The sign above hangs in our friend’s bathroom and every day that we housesit here provides a reminder about what we’re doing to get back aboard Yahtzee.
For us, there certainly is a lot of truth to it, and while “better” is a relative term in this case, different might be more apt. Living on land while we work on Yahtzee is just different, and not what we’re used to. In my last post I laid out why living and cruising the way we do works well for us, and the sense of fulfillment and purpose we find with our nomadic life has only increased as work progresses on Yahtzee.
So what’s going on with Yahtzee?
The boat basically has two major areas that are being worked on: the rudder and the skeg. In order to work on the skeg, we had to completely drop the rudder from the bottom of the boat, which was fairly straightforward if time consuming. Once it was out, I was moving it and heard water sloshing around so I drilled a hole in the bottom and a large puddle of water proceeded to pour out. Not good. Continue reading

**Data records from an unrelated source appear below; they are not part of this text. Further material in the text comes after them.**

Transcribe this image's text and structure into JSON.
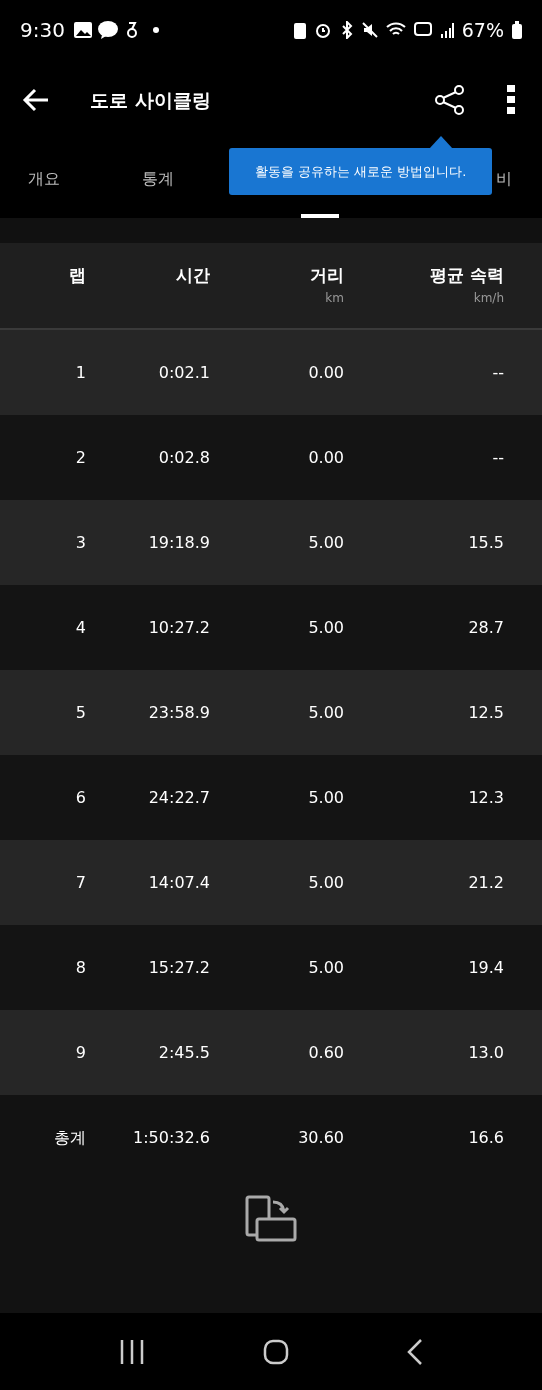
{
  "status_bar": {
    "time": "9:30",
    "battery": "67%"
  },
  "app_bar": {
    "title": "도로 사이클링"
  },
  "tabs": [
    {
      "label": "개요",
      "selected": false
    },
    {
      "label": "통계",
      "selected": false
    },
    {
      "selected": true
    },
    {
      "label": "비",
      "selected": false
    }
  ],
  "tooltip": {
    "text": "활동을 공유하는 새로운 방법입니다."
  },
  "table": {
    "columns": [
      {
        "label": "랩"
      },
      {
        "label": "시간"
      },
      {
        "label": "거리",
        "unit": "km"
      },
      {
        "label": "평균 속력",
        "unit": "km/h"
      }
    ],
    "rows": [
      [
        "1",
        "0:02.1",
        "0.00",
        "--"
      ],
      [
        "2",
        "0:02.8",
        "0.00",
        "--"
      ],
      [
        "3",
        "19:18.9",
        "5.00",
        "15.5"
      ],
      [
        "4",
        "10:27.2",
        "5.00",
        "28.7"
      ],
      [
        "5",
        "23:58.9",
        "5.00",
        "12.5"
      ],
      [
        "6",
        "24:22.7",
        "5.00",
        "12.3"
      ],
      [
        "7",
        "14:07.4",
        "5.00",
        "21.2"
      ],
      [
        "8",
        "15:27.2",
        "5.00",
        "19.4"
      ],
      [
        "9",
        "2:45.5",
        "0.60",
        "13.0"
      ]
    ],
    "total": [
      "총계",
      "1:50:32.6",
      "30.60",
      "16.6"
    ]
  }
}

This is the third in an ongoing series called “5 Favorites” in which we’ll explore a range of topics such as memorable anchorages, marina showers, fun things to do, ports, beautiful places, days of sailing, meals to make aboard and much more. The aim is not to make a list of “bests” or to rank things, but rather to provide an entertaining and insightful look at what we’ve enjoyed while cruising the Pacific Northwest. And since every boater has their favorites, we invite you to share yours in the comments below.
One of our favorite parts of cruising Puget Sound and the Salish Sea, among many other things, is stopping in port for a pint beer at one of the many local breweries and taking a full growler home with us.
Our trusty growler adorned in stickers from many breweries.
But because our region is so rich in delicious breweries to visit, this list was quite difficult to put together. How could I choose just five? Do I include breweries in Astoria and other stops during our voyage up the Columbia River? What about Seattle?
Well, I intentionally left out Seattle because from any marina in the city you can walk to five different favorite breweries or more. And I decided to just stick with the greater Puget Sound/Salish Sea basin instead of delving into the Columbia River … yet.
In no particular order, here are five of our favorite walkable breweries from a marina or anchorage.
Tofino Brewing Company — Tofino, British Columbia: Tofino itself is a paradise of sorts. Gateway to beautiful and wild Clayoquot Sound, its beaches are stunning and the backdrop of green mountains is awe-inspiring. We loved our stop there last summer, and between the surfing and ice cream tasting, we didn’t want to leave. But Tofino Brewing also ticked a notch in our belt as a great place to stop for a pint and to fill our growler. Continue reading
The wind howls outside as I sit comfortably in a warm house. It’s nice, but I’d rather be anchored somewhere cozy or moving fast with the following breeze. While many boaters hibernate this time of year, we keep moving. But right now, we can’t. Not yet anyway. And it’s painful.
Yahtzee coming out of the water at Canal Boatyard in Seattle.
With jackstands pressing against her hull, Yahtzee sits high and dry in a concrete boatyard. She’s just as out of place on land as we are not sailing and living on her — and the difficulty, unfortunately, has just begun.
When we left Yahtzee at the end of August, we were excited for an extended visit with family, to deliver a boat on the East Coast and to attend a friend’s wedding. I came back for a short stint to work and do projects on the boat, and now that we’re all here, that’s what we’re up to again. Yahtzee needs some love and it’s quickly becoming one of life’s curveballs that tests our resolve as a family, but also teaches us along the way. As always, we’re rolling with it.
It’s no secret that a lot of miles have passed over Yahtzee’s rudder in the past two years of cruising and racing. But with that many miles come obstacles, and there were some that we couldn’t avoid. We’ve hit a few logs along the way and they’ve taken their toll (including the strike at the end of the Oregon Offshore Race). Continue reading
It was pitch black outside when the anemometer hit 40 knots. Scanning the horizon for lights of passing ships or fishing boats, all I could make out were the faint, white crests of the massive North Atlantic swell — but barely. The coast was miles away and daylight seemed just as far.
This is pretty much what we were looking at for three nights in a row.
We’d been at it for two days already and sleep was coming in fits. With three reefs in the main and just a scrap of staysail out, our speed was relentlessly fast and the Garcia Exploration 45 we’d been tasked with delivering took it all in stride. But the funny thing was, just like the boat, Jill and I felt as though we could go on for days, even weeks on end.
The captivating power of the ocean never ceases to amaze, and on this wild ride, it was breathtaking. Continue reading